The next feature we visited was the Hermit Cave.
Mr. Harding doesn’t say much about this, other than there is a crucifix and a bench inside it. Clearly the cross had long since gone. It was a bit of a sheltered spot though, so it seemed a good place to stop and have First Lunch.
In the absence of a trig point, James got Reuben to pose on a rock for a photo:
We continued the walk by dropping bown to Birchover, going past the Druid Inn and the Rowter Rocks. These rocks are a 150 feet high outcrop which has been carved into all sorts of fantastic shapes. There is also supposed to be a connection in the early 1700s with a guy known as the Reverend Thomas Eyre, who apparently liked to sit in a specially carved out study area in the rocks to compose his sermons. Apologies, as I didn’t take a photo…
One of the features of walking in the White Peak of course, is the intense navigation required. All the field boundaries, stiles, lanes etc have always been a good excuse for an argument between hubby Geoff and I. James did a grand job though, patiently getting the map out at every junction and muttering quietly to himself before setting off purposefully again in the right direction.

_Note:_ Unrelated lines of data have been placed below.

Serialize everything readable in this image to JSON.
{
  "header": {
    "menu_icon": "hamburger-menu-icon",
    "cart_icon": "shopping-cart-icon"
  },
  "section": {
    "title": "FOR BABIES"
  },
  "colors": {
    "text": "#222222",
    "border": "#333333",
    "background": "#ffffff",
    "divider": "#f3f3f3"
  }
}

After Birchover, we climbed steadily again up to Stanton Moor. The first feature we noticed here was the Cork Stone.
Historians believe that this was once the centre stone of a large stone circle. These days it’s on its own, with footholds and iron hoops to help people climb to the top for the purpose of sitting on it. James casually suggested that I scaled it for photography purposes…
Moving on around Stanton Moor, we came across the aforementioned Nine Ladies stone circle.

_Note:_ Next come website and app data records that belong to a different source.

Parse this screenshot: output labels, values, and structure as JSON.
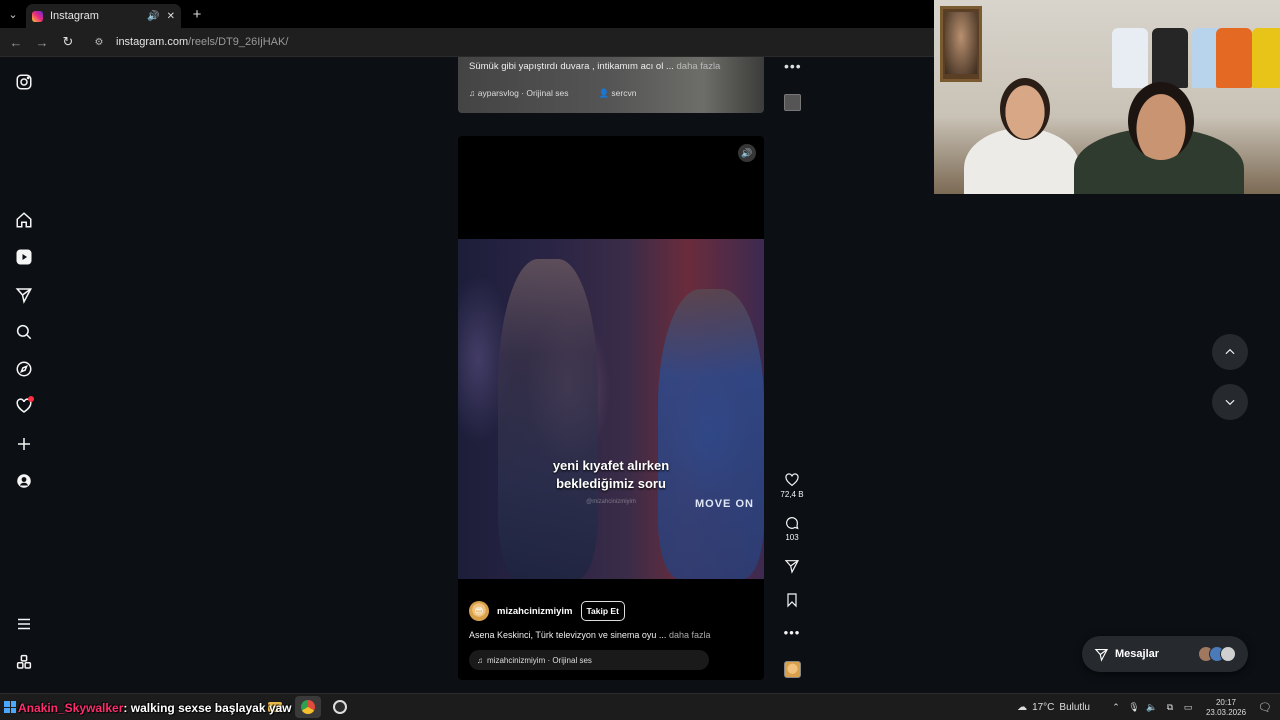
{
  "browser": {
    "tab_title": "Instagram",
    "url_host": "instagram.com",
    "url_path": "/reels/DT9_26IjHAK/",
    "new_tab": "+",
    "tab_audio": "🔊",
    "tab_close": "✕",
    "tab_menu": "⌄",
    "back": "←",
    "forward": "→",
    "reload": "↻",
    "site_info": "⚙"
  },
  "sidebar": {
    "items": [
      "instagram-logo",
      "home",
      "reels",
      "messages",
      "search",
      "explore",
      "notifications",
      "create",
      "profile",
      "more",
      "also-from-meta"
    ]
  },
  "prev_reel": {
    "caption": "Sümük gibi yapıştırdı duvara , intikamım acı ol ...",
    "more_label": "daha fazla",
    "audio": "ayparsvlog · Orijinal ses",
    "tagged_user": "sercvn",
    "more_dots": "•••"
  },
  "reel": {
    "overlay_text_line1": "yeni kıyafet alırken",
    "overlay_text_line2": "beklediğimiz soru",
    "watermark": "@mizahcinizmiyim",
    "hoodie_text": "MOVE ON",
    "author": "mizahcinizmiyim",
    "follow_label": "Takip Et",
    "caption": "Asena Keskinci, Türk televizyon ve sinema oyu ...",
    "more_label": "daha fazla",
    "audio": "mizahcinizmiyim · Orijinal ses",
    "volume_icon": "🔊"
  },
  "actions": {
    "likes": "72,4 B",
    "comments": "103",
    "more_dots": "•••"
  },
  "messages": {
    "label": "Mesajlar"
  },
  "colors": {
    "background": "#0c1014",
    "notification_dot": "#ff3040",
    "chat_user": "#ff2d6e"
  },
  "taskbar": {
    "chat_user": "Anakin_Skywalker",
    "chat_message": ": walking sexse başlayak yaw",
    "temperature": "17°C",
    "weather": "Bulutlu",
    "time": "20:17",
    "date": "23.03.2026"
  }
}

We didn’t hang around here for long as it was quite busy, but went over to the edge of the moor to find a spot for Second Lunch.
Once again, Dixie and Reuben seemed to get on really well all day.
We were highly amused though, to notice that on 3 or 4 occasions when Dixie paused to investigate a nice smell, Reuben cocked his leg and wee-ed all over her head! Dixie didn’t seem put out by this in the slightest – obviously some sort of friendship ritual that I certainly haven’t come across before!
We finally got back to Elton at around 3-ish, just before it started to rain. In fact driving home, I went through some really wild and wet stuff on the main road from Tideswell to Peak Forest.
It had been a good day out – many thanks to James for sorting an extremely interesting route and doing all the navigating…